» **Exercise goal**:
Work through the records that follow and return each line containing the word "image".

» **Given records**:
★ ★ ★ ★ ★ ★ ★

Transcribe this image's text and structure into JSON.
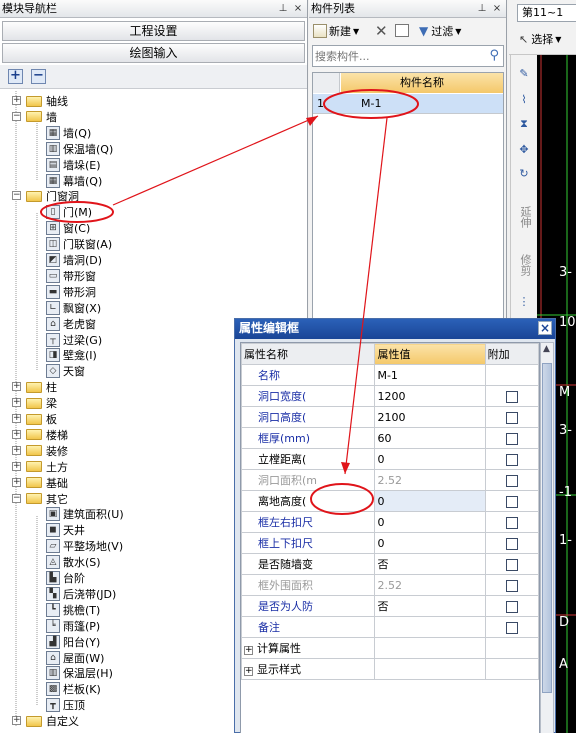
{
  "nav": {
    "title": "模块导航栏",
    "pin": "ꟷ",
    "close": "×",
    "btn_project": "工程设置",
    "btn_draw": "绘图输入",
    "add": "+",
    "minus": "−",
    "items": [
      {
        "label": "轴线",
        "type": "folder",
        "expand": "+"
      },
      {
        "label": "墙",
        "type": "folder",
        "expand": "−"
      },
      {
        "label": "墙(Q)",
        "type": "item"
      },
      {
        "label": "保温墙(Q)",
        "type": "item"
      },
      {
        "label": "墙垛(E)",
        "type": "item"
      },
      {
        "label": "幕墙(Q)",
        "type": "item"
      },
      {
        "label": "门窗洞",
        "type": "folder",
        "expand": "−"
      },
      {
        "label": "门(M)",
        "type": "item"
      },
      {
        "label": "窗(C)",
        "type": "item"
      },
      {
        "label": "门联窗(A)",
        "type": "item"
      },
      {
        "label": "墙洞(D)",
        "type": "item"
      },
      {
        "label": "带形窗",
        "type": "item"
      },
      {
        "label": "带形洞",
        "type": "item"
      },
      {
        "label": "飘窗(X)",
        "type": "item"
      },
      {
        "label": "老虎窗",
        "type": "item"
      },
      {
        "label": "过梁(G)",
        "type": "item"
      },
      {
        "label": "壁龛(I)",
        "type": "item"
      },
      {
        "label": "天窗",
        "type": "item"
      },
      {
        "label": "柱",
        "type": "folder",
        "expand": "+"
      },
      {
        "label": "梁",
        "type": "folder",
        "expand": "+"
      },
      {
        "label": "板",
        "type": "folder",
        "expand": "+"
      },
      {
        "label": "楼梯",
        "type": "folder",
        "expand": "+"
      },
      {
        "label": "装修",
        "type": "folder",
        "expand": "+"
      },
      {
        "label": "土方",
        "type": "folder",
        "expand": "+"
      },
      {
        "label": "基础",
        "type": "folder",
        "expand": "+"
      },
      {
        "label": "其它",
        "type": "folder",
        "expand": "−"
      },
      {
        "label": "建筑面积(U)",
        "type": "item"
      },
      {
        "label": "天井",
        "type": "item"
      },
      {
        "label": "平整场地(V)",
        "type": "item"
      },
      {
        "label": "散水(S)",
        "type": "item"
      },
      {
        "label": "台阶",
        "type": "item"
      },
      {
        "label": "后浇带(JD)",
        "type": "item"
      },
      {
        "label": "挑檐(T)",
        "type": "item"
      },
      {
        "label": "雨篷(P)",
        "type": "item"
      },
      {
        "label": "阳台(Y)",
        "type": "item"
      },
      {
        "label": "屋面(W)",
        "type": "item"
      },
      {
        "label": "保温层(H)",
        "type": "item"
      },
      {
        "label": "栏板(K)",
        "type": "item"
      },
      {
        "label": "压顶",
        "type": "item"
      },
      {
        "label": "自定义",
        "type": "folder",
        "expand": "+"
      }
    ]
  },
  "comp": {
    "title": "构件列表",
    "new": "新建",
    "filter": "过滤",
    "search_placeholder": "搜索构件...",
    "col_name": "构件名称",
    "row_num": "1",
    "row_name": "M-1"
  },
  "toolbar": {
    "floor": "第11~1",
    "select": "选择",
    "v_extend": "延伸",
    "v_modify": "修剪"
  },
  "prop": {
    "title": "属性编辑框",
    "close": "×",
    "col_name": "属性名称",
    "col_value": "属性值",
    "col_extra": "附加",
    "rows": [
      {
        "name": "名称",
        "value": "M-1",
        "style": "blue",
        "chk": false
      },
      {
        "name": "洞口宽度(",
        "value": "1200",
        "style": "blue",
        "chk": true
      },
      {
        "name": "洞口高度(",
        "value": "2100",
        "style": "blue",
        "chk": true
      },
      {
        "name": "框厚(mm)",
        "value": "60",
        "style": "blue",
        "chk": true
      },
      {
        "name": "立樘距离(",
        "value": "0",
        "style": "black",
        "chk": true
      },
      {
        "name": "洞口面积(m",
        "value": "2.52",
        "style": "gray",
        "chk": true
      },
      {
        "name": "离地高度(",
        "value": "0",
        "style": "black",
        "chk": true
      },
      {
        "name": "框左右扣尺",
        "value": "0",
        "style": "blue",
        "chk": true
      },
      {
        "name": "框上下扣尺",
        "value": "0",
        "style": "blue",
        "chk": true
      },
      {
        "name": "是否随墙变",
        "value": "否",
        "style": "black",
        "chk": true
      },
      {
        "name": "框外围面积",
        "value": "2.52",
        "style": "gray",
        "chk": true
      },
      {
        "name": "是否为人防",
        "value": "否",
        "style": "blue",
        "chk": true
      },
      {
        "name": "备注",
        "value": "",
        "style": "blue",
        "chk": true
      },
      {
        "name": "计算属性",
        "value": "",
        "style": "group",
        "chk": false
      },
      {
        "name": "显示样式",
        "value": "",
        "style": "group",
        "chk": false
      }
    ]
  },
  "cad_labels": [
    "3-",
    "10",
    "M",
    "3-",
    "-1",
    "1-",
    "D",
    "A"
  ]
}
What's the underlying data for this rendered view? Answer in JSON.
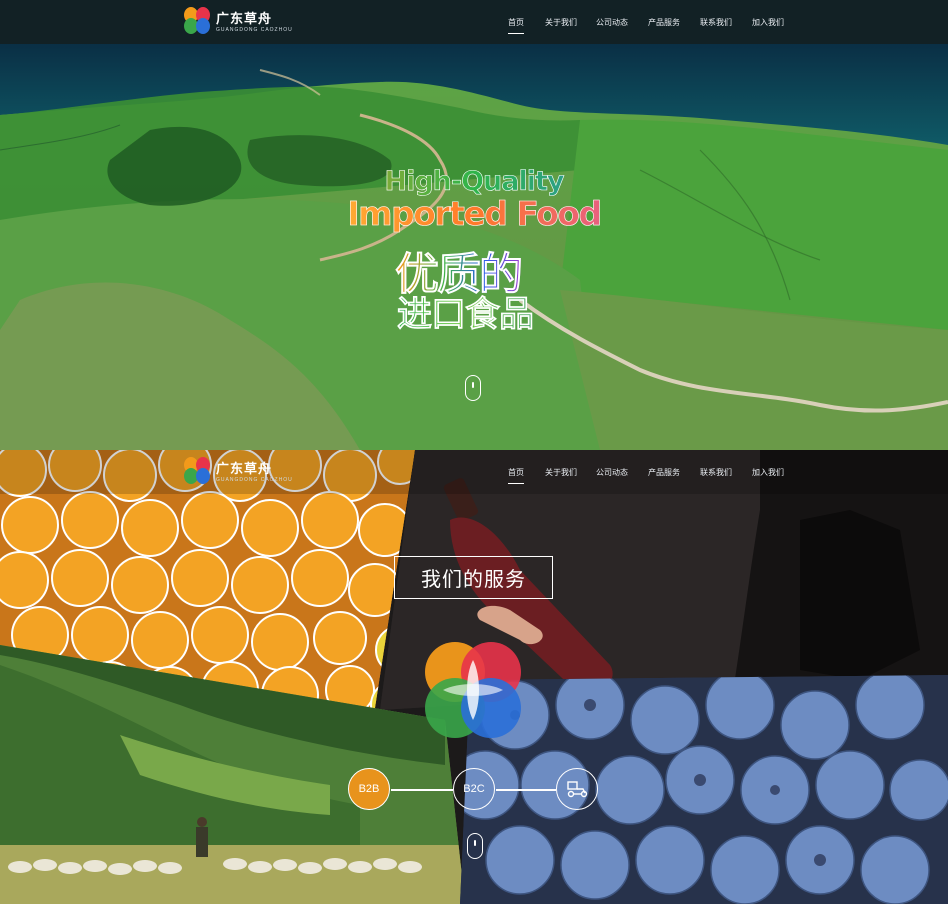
{
  "brand": {
    "name_cn": "广东草舟",
    "name_en": "GUANGDONG CAOZHOU"
  },
  "nav": {
    "items": [
      {
        "label": "首页",
        "active": true
      },
      {
        "label": "关于我们",
        "active": false
      },
      {
        "label": "公司动态",
        "active": false
      },
      {
        "label": "产品服务",
        "active": false
      },
      {
        "label": "联系我们",
        "active": false
      },
      {
        "label": "加入我们",
        "active": false
      }
    ]
  },
  "hero1": {
    "headline_en_1": "High-Quality",
    "headline_en_2": "Imported Food",
    "headline_cn_1": "优质的",
    "headline_cn_2": "进口食品",
    "scroll_icon": "mouse-scroll-icon"
  },
  "hero2": {
    "service_title": "我们的服务",
    "modes": [
      "B2B",
      "B2C"
    ],
    "delivery_icon": "delivery-scooter-icon",
    "scroll_icon": "mouse-scroll-icon"
  },
  "colors": {
    "nav_bg": "#0c1623",
    "b2b_fill": "#e8931c",
    "logo_orange": "#f39a1a",
    "logo_red": "#e8334a",
    "logo_green": "#3aa64a",
    "logo_blue": "#2a6fd8"
  }
}
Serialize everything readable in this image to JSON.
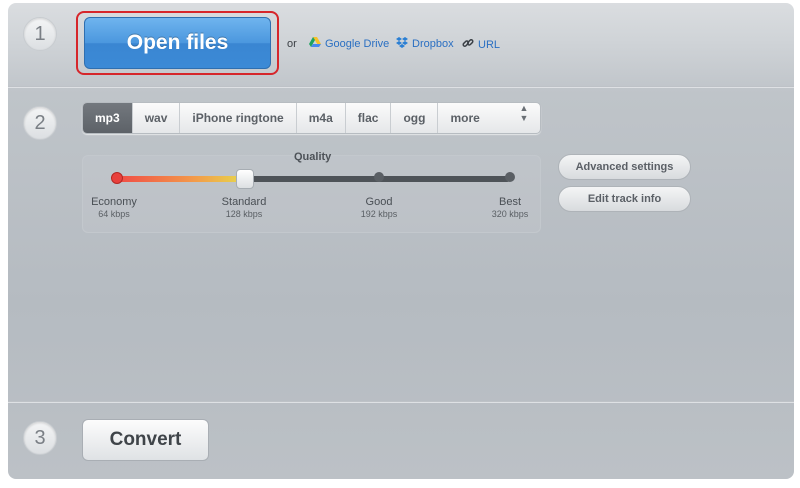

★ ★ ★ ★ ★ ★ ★

» **Worked solution**:
Transcribe this image's text and structure into JSON.
Serialize everything readable in this image to JSON.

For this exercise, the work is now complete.